- £50 could provide ten days safe refuge for a survivor of violence at the Nonceba Centre in South Africa.
Some of the projects that donations will support:
The Nonceba Family Counselling Centre provides shelter for women in Khayelitsha, a township near Cape Town in South Africa. The women and girls, who have survived domestic violence or been victims of human trafficking, are offered a place to stay, counselling, legal support and access to healthcare and victim empowerment groups.
Irise International in Uganda who are providing support and delivering essential supplies to the vulnerable women including food, hand sanitiser, menstrual pads and educational materials.The Glasgow and Clyde Rape Crisis Centre provides free and confidential support to girls and women who have experienced rape, sexual assault and sexual violence. The Centre offers a wide range of services, including a drop-in service that is a lifeline for survivors.
Garment workers in countries such as Bangladesh who have swiftly found themselves destitute with factories being forced to close due to dwindling orders. Many are struggling to pay for housing or essential supplies. We are working with partners to provide emergency relief packages containing food, protective masks and soap.
The Marie Colvin Journalists’ Network provides support to journalists in conflict zones are exposed to violence, threats and kidnapping. Female journalists suffer sexual assault, threats and abuse more often than men. They are at the front line, reporting stories of global importance from some of the most dangerous places in the world. Local female journalists are the most vulnerable, as they cannot leave the scene and have to live with the consequences of violence.
Book a ticket to The Circle’s International Women’s Day online event to see Annie Lennox in conversation with Baroness Lola Young, discussing global feminism. Plus, renowned journalist and Channel 4 broadcaster, and manager of The Circle’s Marie Colvin Journalists’ Network, Lindsey Hilsum, in conversation with Dima Hamdan a Palestinian-Jordanian journalist, to discuss the legacy of war correspondent Marie Colvin. More guests to be announced. To book click here.

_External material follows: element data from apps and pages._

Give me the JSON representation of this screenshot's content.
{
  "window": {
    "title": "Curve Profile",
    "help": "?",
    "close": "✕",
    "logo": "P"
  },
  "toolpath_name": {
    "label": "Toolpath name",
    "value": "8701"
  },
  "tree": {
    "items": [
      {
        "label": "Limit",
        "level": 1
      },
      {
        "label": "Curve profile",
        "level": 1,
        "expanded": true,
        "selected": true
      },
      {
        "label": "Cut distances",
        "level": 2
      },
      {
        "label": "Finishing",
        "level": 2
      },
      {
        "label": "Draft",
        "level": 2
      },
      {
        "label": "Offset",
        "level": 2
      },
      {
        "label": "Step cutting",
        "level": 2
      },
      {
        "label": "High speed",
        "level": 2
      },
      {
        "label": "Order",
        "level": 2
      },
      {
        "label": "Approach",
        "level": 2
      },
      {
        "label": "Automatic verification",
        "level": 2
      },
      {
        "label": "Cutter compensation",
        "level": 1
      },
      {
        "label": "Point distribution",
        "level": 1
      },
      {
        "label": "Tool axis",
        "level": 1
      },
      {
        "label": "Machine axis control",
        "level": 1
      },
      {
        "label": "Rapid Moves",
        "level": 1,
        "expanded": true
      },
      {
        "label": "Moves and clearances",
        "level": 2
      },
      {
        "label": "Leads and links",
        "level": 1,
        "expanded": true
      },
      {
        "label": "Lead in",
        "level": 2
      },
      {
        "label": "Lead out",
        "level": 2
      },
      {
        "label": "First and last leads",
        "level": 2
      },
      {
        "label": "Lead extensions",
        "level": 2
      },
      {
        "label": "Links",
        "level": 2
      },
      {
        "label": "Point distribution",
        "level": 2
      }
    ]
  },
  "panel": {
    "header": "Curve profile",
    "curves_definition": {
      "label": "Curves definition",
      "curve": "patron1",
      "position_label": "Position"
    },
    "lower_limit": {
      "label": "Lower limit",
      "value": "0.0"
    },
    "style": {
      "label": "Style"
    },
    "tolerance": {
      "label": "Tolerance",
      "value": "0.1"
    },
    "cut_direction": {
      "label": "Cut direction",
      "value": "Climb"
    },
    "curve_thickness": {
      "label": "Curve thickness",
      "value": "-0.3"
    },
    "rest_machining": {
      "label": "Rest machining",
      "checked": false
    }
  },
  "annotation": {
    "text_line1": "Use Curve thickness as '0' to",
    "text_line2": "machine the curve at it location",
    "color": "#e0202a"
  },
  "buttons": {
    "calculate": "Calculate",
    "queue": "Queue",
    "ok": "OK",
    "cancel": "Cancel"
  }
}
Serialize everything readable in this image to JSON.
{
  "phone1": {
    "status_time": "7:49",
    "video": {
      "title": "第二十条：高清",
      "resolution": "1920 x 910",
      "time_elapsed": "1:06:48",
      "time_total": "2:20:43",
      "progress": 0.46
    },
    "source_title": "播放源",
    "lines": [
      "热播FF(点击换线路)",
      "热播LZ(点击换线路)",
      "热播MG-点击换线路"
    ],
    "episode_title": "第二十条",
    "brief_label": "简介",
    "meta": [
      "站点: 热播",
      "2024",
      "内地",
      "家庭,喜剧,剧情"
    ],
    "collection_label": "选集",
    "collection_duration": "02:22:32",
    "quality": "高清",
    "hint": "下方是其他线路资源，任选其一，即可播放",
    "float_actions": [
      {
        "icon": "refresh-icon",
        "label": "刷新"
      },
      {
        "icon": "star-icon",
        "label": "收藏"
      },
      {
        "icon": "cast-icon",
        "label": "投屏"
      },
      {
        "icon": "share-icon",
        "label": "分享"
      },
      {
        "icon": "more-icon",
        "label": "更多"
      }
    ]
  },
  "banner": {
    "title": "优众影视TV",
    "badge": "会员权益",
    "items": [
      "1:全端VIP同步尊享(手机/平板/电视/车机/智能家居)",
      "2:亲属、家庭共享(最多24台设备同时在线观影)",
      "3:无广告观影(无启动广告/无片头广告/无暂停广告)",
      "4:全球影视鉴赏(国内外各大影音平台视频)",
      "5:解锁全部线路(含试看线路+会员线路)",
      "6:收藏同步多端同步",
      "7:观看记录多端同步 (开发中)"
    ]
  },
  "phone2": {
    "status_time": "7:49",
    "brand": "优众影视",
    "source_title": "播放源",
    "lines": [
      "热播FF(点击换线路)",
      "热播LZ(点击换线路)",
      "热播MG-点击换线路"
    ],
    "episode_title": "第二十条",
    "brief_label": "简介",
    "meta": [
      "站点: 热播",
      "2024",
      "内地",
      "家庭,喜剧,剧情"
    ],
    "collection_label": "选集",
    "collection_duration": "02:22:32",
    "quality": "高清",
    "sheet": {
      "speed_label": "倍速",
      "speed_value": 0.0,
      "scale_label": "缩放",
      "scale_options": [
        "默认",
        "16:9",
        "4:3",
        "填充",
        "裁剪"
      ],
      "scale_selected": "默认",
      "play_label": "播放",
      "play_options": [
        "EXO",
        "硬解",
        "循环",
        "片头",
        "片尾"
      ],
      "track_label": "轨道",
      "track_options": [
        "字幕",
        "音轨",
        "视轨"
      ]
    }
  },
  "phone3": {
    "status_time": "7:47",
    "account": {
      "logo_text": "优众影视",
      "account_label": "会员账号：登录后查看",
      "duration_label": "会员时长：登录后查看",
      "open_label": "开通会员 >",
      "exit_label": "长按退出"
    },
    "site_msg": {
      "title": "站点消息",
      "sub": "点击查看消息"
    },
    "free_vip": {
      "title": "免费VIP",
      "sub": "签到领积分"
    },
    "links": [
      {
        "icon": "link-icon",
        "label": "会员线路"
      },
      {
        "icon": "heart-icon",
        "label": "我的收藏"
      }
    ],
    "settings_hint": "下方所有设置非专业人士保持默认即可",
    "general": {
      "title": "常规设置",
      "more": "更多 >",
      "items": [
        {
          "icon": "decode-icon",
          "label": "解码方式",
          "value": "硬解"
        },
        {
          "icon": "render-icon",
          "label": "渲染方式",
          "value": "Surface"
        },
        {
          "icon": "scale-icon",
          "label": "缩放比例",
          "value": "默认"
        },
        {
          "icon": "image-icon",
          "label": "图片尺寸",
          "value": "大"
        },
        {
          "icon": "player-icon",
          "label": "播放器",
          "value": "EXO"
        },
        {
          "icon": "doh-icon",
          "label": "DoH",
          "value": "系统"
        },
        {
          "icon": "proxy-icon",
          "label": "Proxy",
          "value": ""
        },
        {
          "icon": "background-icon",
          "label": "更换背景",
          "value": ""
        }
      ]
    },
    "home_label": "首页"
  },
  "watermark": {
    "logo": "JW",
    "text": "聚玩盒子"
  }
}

To find out more about the campaign the website page – www.thecircle.ngo/circles-of-change – will be live on the 1st of March.